A look at Julius: The oldest, continually operating gay bar in New York City
Posted at 7:29 PM, Jul 15, 2020
and last updated 2020-07-16 04:34:43-04

GREENWICH VILLAGE, Manhattan — New York institution Julius' Bar is asking for help keeping its doors open amid the coronavirus pandemic with a new GoFundMe. Like so many New York City bars and restaurants, pandemic-related closures and regulations have decimated business and made paying the bills difficult.

Now, with indoor dining still closed, the oldest continually operating gay bar in New York City is calling out for a hand.

"The bills are piling up, rent, utilities, insurance, etc. and there is no set date for indoor dining," said owner Helen Buford in a letter posted on the bar's GoFundMe page.

The iconic New York gay bar was the site of the "sip-in" of 1966, where gay patrons challenged rules that allowed bartenders to refuse service to homosexuals. It's considered one of the earliest pre-Stonewall public actions for LGBT rights, Buford said in her letter.

PIX11 profiled Julius' Bar last year during Pride.

A look at Julius: The oldest, continually operating gay bar in New York City

In the 1960s, the bar had a practice of discriminating against openly gay people, and that discrimination is now documented in a photo on the wall at the bar.

“This was taken April 21st 1966, by Village Voice photographer Fred McDarrah," said Ken Lustbader, co-founder of the NYC LGBTQ Historic Society Project. "It captures when Dick Leitsch announced 'we are homosexuals, we want to be served' and the bartender put his hand over the glass and said 'nope I am sorry.'”
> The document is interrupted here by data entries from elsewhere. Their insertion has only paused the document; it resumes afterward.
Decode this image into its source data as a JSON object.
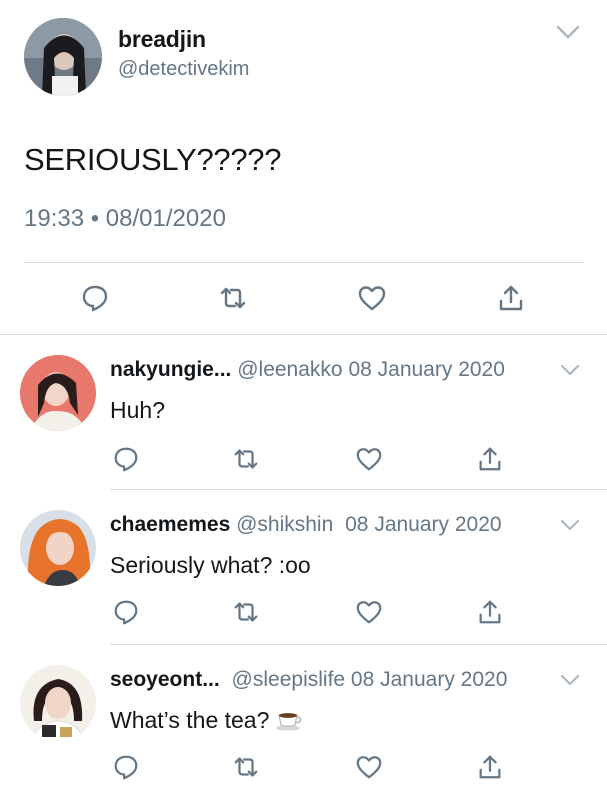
{
  "main_tweet": {
    "display_name": "breadjin",
    "handle": "@detectivekim",
    "text": "SERIOUSLY?????",
    "timestamp": "19:33 • 08/01/2020",
    "actions": [
      "reply-icon",
      "retweet-icon",
      "like-icon",
      "share-icon"
    ]
  },
  "replies": [
    {
      "display_name": "nakyungie...",
      "handle": "@leenakko",
      "date": "08 January 2020",
      "text": "Huh?"
    },
    {
      "display_name": "chaememes",
      "handle": "@shikshin",
      "date": "08 January 2020",
      "text": "Seriously what? :oo"
    },
    {
      "display_name": "seoyeont...",
      "handle": "@sleepislife",
      "date": "08 January 2020",
      "text": "What’s the tea?",
      "emoji": "teacup-icon"
    }
  ],
  "colors": {
    "text": "#14171a",
    "secondary": "#657786",
    "icon": "#657786",
    "divider": "#d8dde1"
  }
}
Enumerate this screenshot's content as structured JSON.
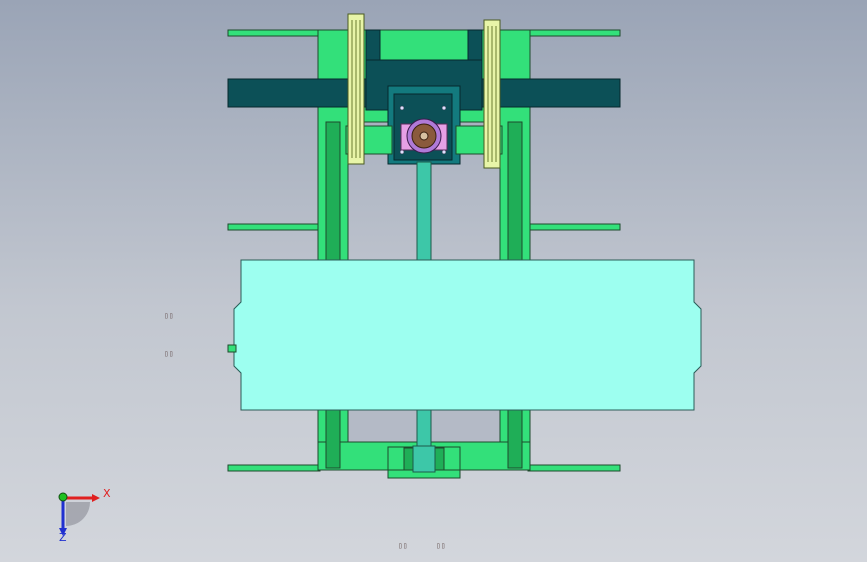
{
  "colors": {
    "frame_green": "#33e07a",
    "frame_dark_green": "#1fae57",
    "outline": "#1d4a2c",
    "dark_teal": "#0c5057",
    "mid_teal": "#137a7e",
    "table_cyan": "#9dfff0",
    "shaft": "#3dc7a8",
    "wheel_yellow": "#e8f5a8",
    "hub_purple": "#b07ad8",
    "hub_pink": "#e6a0e6",
    "hub_brown": "#8a5a3c",
    "axis_x": "#e02020",
    "axis_y": "#20c020",
    "axis_z": "#2030d0"
  },
  "axes": {
    "x_label": "X",
    "z_label": "Z"
  },
  "markers": [
    "▯▯",
    "▯▯",
    "▯▯",
    "▯▯"
  ]
}
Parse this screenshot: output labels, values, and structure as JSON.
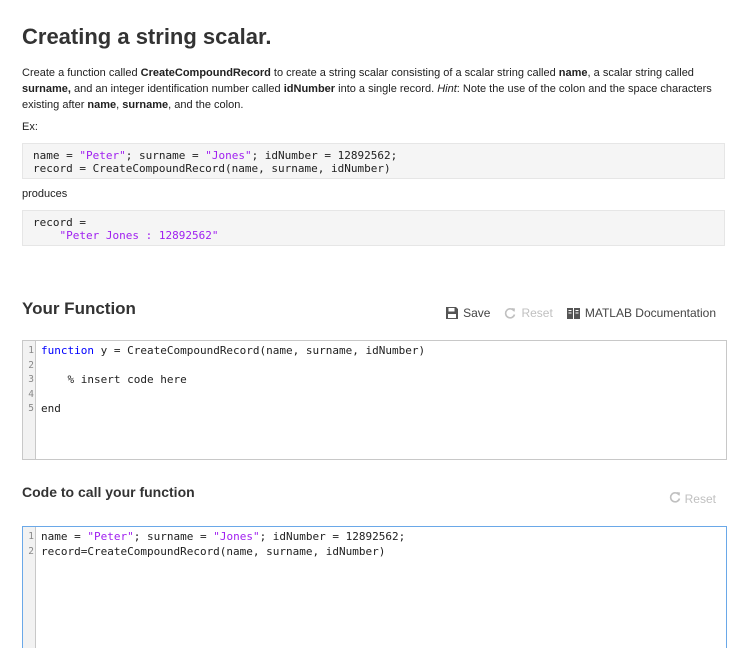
{
  "problem": {
    "title": "Creating a string scalar.",
    "description": {
      "p1": "Create a function called ",
      "b1": "CreateCompoundRecord",
      "p2": " to create a string scalar consisting of a scalar string called ",
      "b2": "name",
      "p3": ", a scalar string called ",
      "b3": "surname,",
      "p4": " and an integer identification number called ",
      "b4": "idNumber",
      "p5": " into a single record. ",
      "i1": "Hint",
      "p6": ": Note the use of the colon and the space characters existing after ",
      "b5": "name",
      "p7": ", ",
      "b6": "surname",
      "p8": ", and the colon."
    },
    "ex_label": "Ex:",
    "example": {
      "l1_a": "name = ",
      "l1_s1": "\"Peter\"",
      "l1_b": "; surname = ",
      "l1_s2": "\"Jones\"",
      "l1_c": "; idNumber = 12892562;",
      "l2": "record = CreateCompoundRecord(name, surname, idNumber)"
    },
    "produces_label": "produces",
    "output": {
      "l1": "record = ",
      "l2": "\"Peter Jones : 12892562\""
    }
  },
  "your_function": {
    "title": "Your Function",
    "toolbar": {
      "save_label": "Save",
      "reset_label": "Reset",
      "docs_label": "MATLAB Documentation"
    },
    "editor": {
      "line_numbers": [
        "1",
        "2",
        "3",
        "4",
        "5"
      ],
      "l1_kw": "function",
      "l1_rest": " y = CreateCompoundRecord(name, surname, idNumber)",
      "l3_comment": "    % insert code here",
      "l5_kw": "end"
    }
  },
  "call_function": {
    "title": "Code to call your function",
    "reset_label": "Reset",
    "editor": {
      "line_numbers": [
        "1",
        "2"
      ],
      "l1_a": "name = ",
      "l1_s1": "\"Peter\"",
      "l1_b": "; surname = ",
      "l1_s2": "\"Jones\"",
      "l1_c": "; idNumber = 12892562;",
      "l2": "record=CreateCompoundRecord(name, surname, idNumber)"
    }
  },
  "colors": {
    "string": "#a020f0",
    "keyword": "#0000ff",
    "comment": "#228b22",
    "focus_border": "#6aa8e8"
  }
}
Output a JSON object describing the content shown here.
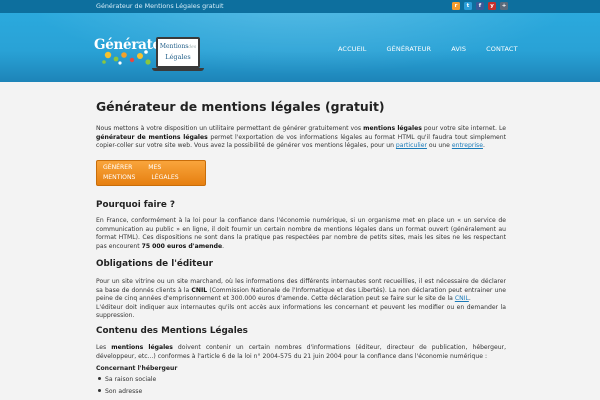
{
  "topbar": {
    "title": "Générateur de Mentions Légales gratuit",
    "social": [
      {
        "icon": "rss-icon",
        "letter": "r",
        "color": "#f39c2f"
      },
      {
        "icon": "twitter-icon",
        "letter": "t",
        "color": "#2b9ed8"
      },
      {
        "icon": "facebook-icon",
        "letter": "f",
        "color": "#3b5998"
      },
      {
        "icon": "youtube-icon",
        "letter": "y",
        "color": "#c4302b"
      },
      {
        "icon": "plus-icon",
        "letter": "+",
        "color": "#5a6a7a"
      }
    ]
  },
  "header": {
    "logo_text": "Générateur",
    "logo_screen_line1": "Mentions",
    "logo_screen_line1_small": "des",
    "logo_screen_line2": "Légales",
    "nav": [
      "ACCUEIL",
      "GÉNÉRATEUR",
      "AVIS",
      "CONTACT"
    ]
  },
  "main": {
    "title": "Générateur de mentions légales (gratuit)",
    "intro_1": "Nous mettons à votre disposition un utilitaire permettant de générer gratuitement vos",
    "intro_bold_1": "mentions légales",
    "intro_2": "pour votre site internet. Le",
    "intro_bold_2": "générateur de mentions légales",
    "intro_3": "permet l'exportation de vos informations légales au format HTML qu'il faudra tout simplement copier-coller sur votre site web. Vous avez la possibilité de générer vos mentions légales, pour un",
    "intro_link_1": "particulier",
    "intro_4": "ou une",
    "intro_link_2": "entreprise",
    "intro_5": ".",
    "cta_label": "GÉNÉRER MES MENTIONS LÉGALES",
    "why": {
      "heading": "Pourquoi faire ?",
      "text": "En France, conformément à la loi pour la confiance dans l'économie numérique, si un organisme met en place un « un service de communication au public » en ligne, il doit fournir un certain nombre de mentions légales dans un format ouvert (généralement au format HTML). Ces dispositions ne sont dans la pratique pas respectées par nombre de petits sites, mais les sites ne les respectant pas encourent",
      "text_bold": "75 000 euros d'amende",
      "text_end": "."
    },
    "obligations": {
      "heading": "Obligations de l'éditeur",
      "text_1": "Pour un site vitrine ou un site marchand, où les informations des différents internautes sont recueillies, il est nécessaire de déclarer sa base de donnés clients à la",
      "cnil": "CNIL",
      "text_2": "(Commission Nationale de l'Informatique et des Libertés). La non déclaration peut entrainer une peine de cinq années d'emprisonnement et 300.000 euros d'amende. Cette déclaration peut se faire sur le site de la",
      "cnil_link": "CNIL",
      "text_3": ".",
      "text_4": "L'éditeur doit indiquer aux internautes qu'ils ont accès aux informations les concernant et peuvent les modifier ou en demander la suppression."
    },
    "content": {
      "heading": "Contenu des Mentions Légales",
      "text_1": "Les",
      "text_bold": "mentions légales",
      "text_2": "doivent contenir un certain nombres d'informations (éditeur, directeur de publication, hébergeur, développeur, etc...) conformes à l'article 6 de la loi n° 2004-575 du 21 juin 2004 pour la confiance dans l'économie numérique :",
      "subheading": "Concernant l'hébergeur",
      "items": [
        "Sa raison sociale",
        "Son adresse"
      ]
    }
  }
}
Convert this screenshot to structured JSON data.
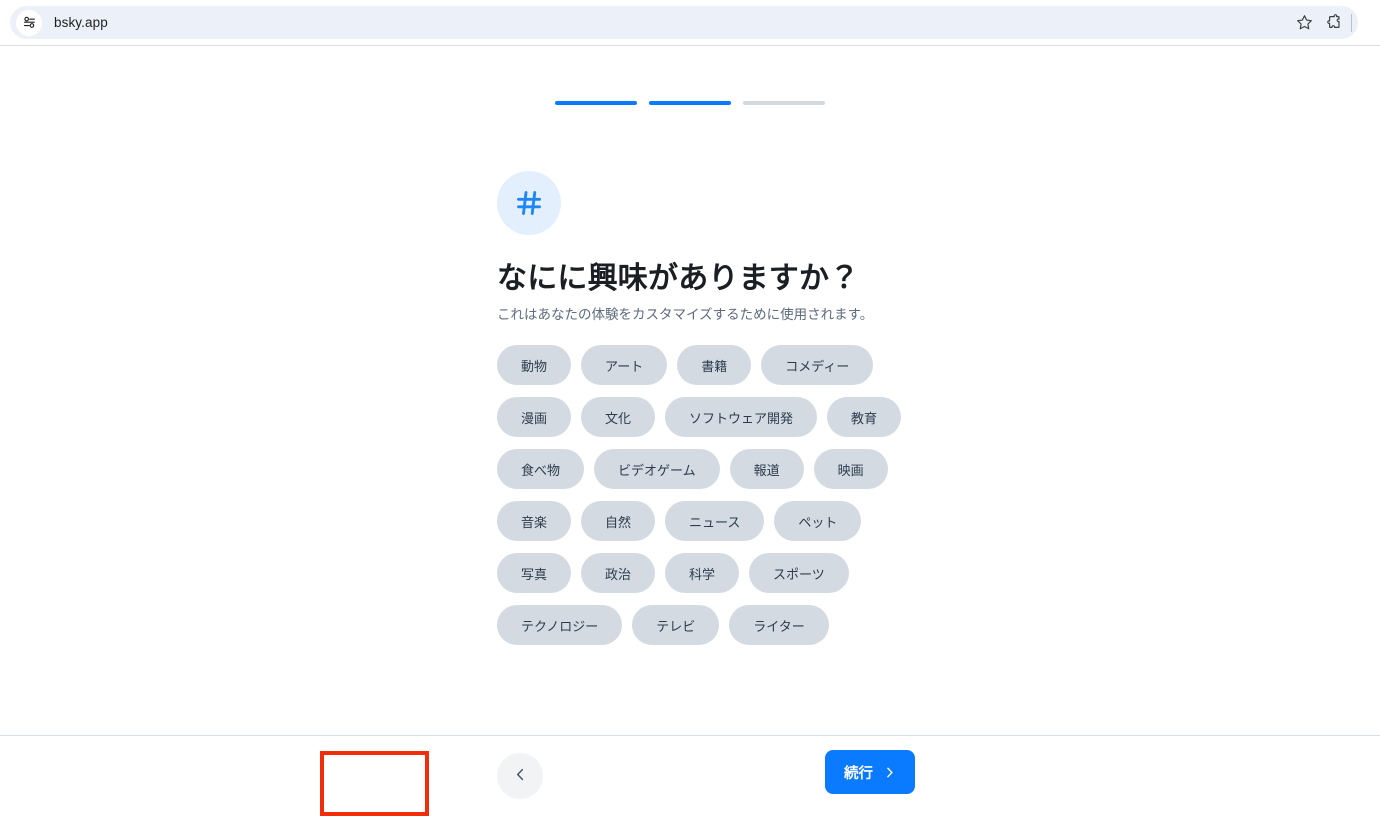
{
  "browser": {
    "url": "bsky.app",
    "site_info_icon": "site-settings-tune-icon",
    "bookmark_icon": "star-icon",
    "extensions_icon": "puzzle-piece-icon"
  },
  "onboarding": {
    "steps": {
      "total": 3,
      "completed": 2,
      "bars": [
        {
          "state": "active"
        },
        {
          "state": "active"
        },
        {
          "state": "inactive"
        }
      ]
    },
    "header_icon": "hashtag-icon",
    "title": "なにに興味がありますか？",
    "subtitle": "これはあなたの体験をカスタマイズするために使用されます。",
    "interests": [
      {
        "label": "動物",
        "selected": false
      },
      {
        "label": "アート",
        "selected": false
      },
      {
        "label": "書籍",
        "selected": false
      },
      {
        "label": "コメディー",
        "selected": false
      },
      {
        "label": "漫画",
        "selected": false
      },
      {
        "label": "文化",
        "selected": false
      },
      {
        "label": "ソフトウェア開発",
        "selected": false
      },
      {
        "label": "教育",
        "selected": false
      },
      {
        "label": "食べ物",
        "selected": false
      },
      {
        "label": "ビデオゲーム",
        "selected": false
      },
      {
        "label": "報道",
        "selected": false
      },
      {
        "label": "映画",
        "selected": false
      },
      {
        "label": "音楽",
        "selected": false
      },
      {
        "label": "自然",
        "selected": false
      },
      {
        "label": "ニュース",
        "selected": false
      },
      {
        "label": "ペット",
        "selected": false
      },
      {
        "label": "写真",
        "selected": false
      },
      {
        "label": "政治",
        "selected": false
      },
      {
        "label": "科学",
        "selected": false
      },
      {
        "label": "スポーツ",
        "selected": false
      },
      {
        "label": "テクノロジー",
        "selected": false
      },
      {
        "label": "テレビ",
        "selected": false
      },
      {
        "label": "ライター",
        "selected": false
      }
    ],
    "footer": {
      "back_icon": "chevron-left-icon",
      "continue_label": "続行",
      "continue_icon": "chevron-right-icon",
      "highlighted": true
    }
  },
  "colors": {
    "accent_blue": "#0a7aff",
    "icon_circle_bg": "#e3effd",
    "chip_bg": "#d3dae2",
    "chip_text": "#2c3c4e",
    "highlight_red": "#f22d0c",
    "omnibox_bg": "#ecf0f8",
    "step_inactive": "#d4d9e0"
  }
}
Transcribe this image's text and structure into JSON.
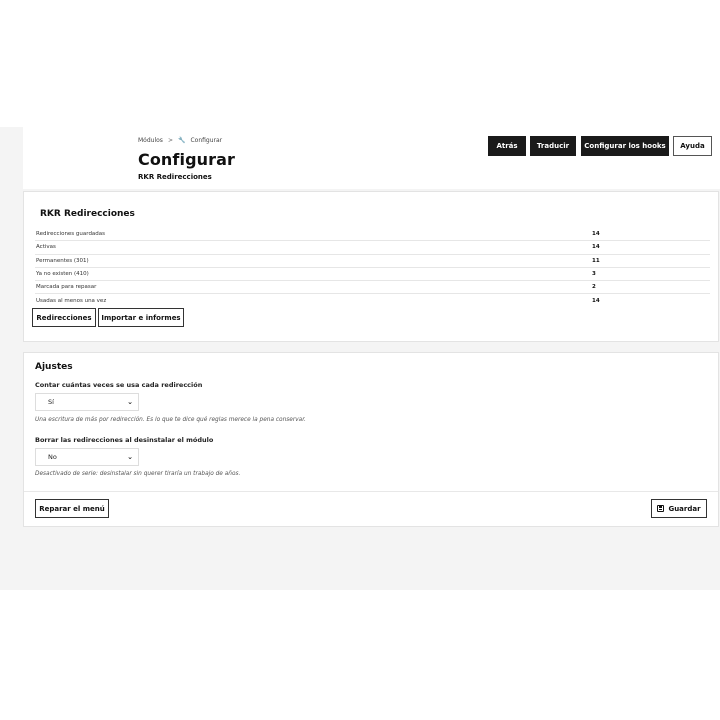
{
  "breadcrumb": {
    "parent": "Módulos",
    "separator": ">",
    "current_icon": "wrench-icon",
    "current": "Configurar"
  },
  "header": {
    "title": "Configurar",
    "subtitle": "RKR Redirecciones"
  },
  "toolbar": {
    "back": "Atrás",
    "translate": "Traducir",
    "hooks": "Configurar los hooks",
    "help": "Ayuda"
  },
  "stats": {
    "heading": "RKR Redirecciones",
    "rows": [
      {
        "label": "Redirecciones guardadas",
        "value": "14"
      },
      {
        "label": "Activas",
        "value": "14"
      },
      {
        "label": "Permanentes (301)",
        "value": "11"
      },
      {
        "label": "Ya no existen (410)",
        "value": "3"
      },
      {
        "label": "Marcada para repasar",
        "value": "2"
      },
      {
        "label": "Usadas al menos una vez",
        "value": "14"
      }
    ],
    "buttons": {
      "redirects": "Redirecciones",
      "import": "Importar e informes"
    }
  },
  "settings": {
    "heading": "Ajustes",
    "field1": {
      "label": "Contar cuántas veces se usa cada redirección",
      "value": "Sí",
      "help": "Una escritura de más por redirección. Es lo que te dice qué reglas merece la pena conservar."
    },
    "field2": {
      "label": "Borrar las redirecciones al desinstalar el módulo",
      "value": "No",
      "help": "Desactivado de serie: desinstalar sin querer tiraría un trabajo de años."
    },
    "repair_label": "Reparar el menú",
    "save_label": "Guardar",
    "save_icon": "floppy-disk-icon"
  }
}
Many historians refer to the infamous Stonewall Riots as the start of the equal rights movement for the LGBTQ community, but the bold “sip-in” at Julius happened three years before Stonewall.

LGBTQ history tours always make a stop at the bar because of that important moment in history.

“People know a little about Stonewall , there was a riot, and then there was liberation, right? But they don’t know the steps before," said Jillian Courtney, an Urban Adventures Tour Guide. "That event was sort of a tipping point for the community."

Earlier this year, the iconic Stonewall Inn also reached out to patrons and supporters to help keeps its doors open.

The landmark bar where the gay rights movement began 51 years ago was "crippled" financially, it's owners said, with mounting bills and irreparable damage after the city's bar scene was put on PAUSE along with so much of the economy earlier this spring.

By the end of June, Stonewall had raised hundreds of thousands of dollars to keep the business afloat.

Julius' hopes for a similar outcome.

"Today," Buford said, "Julius' welcomes all people to share in the history and to preserve it's legacy."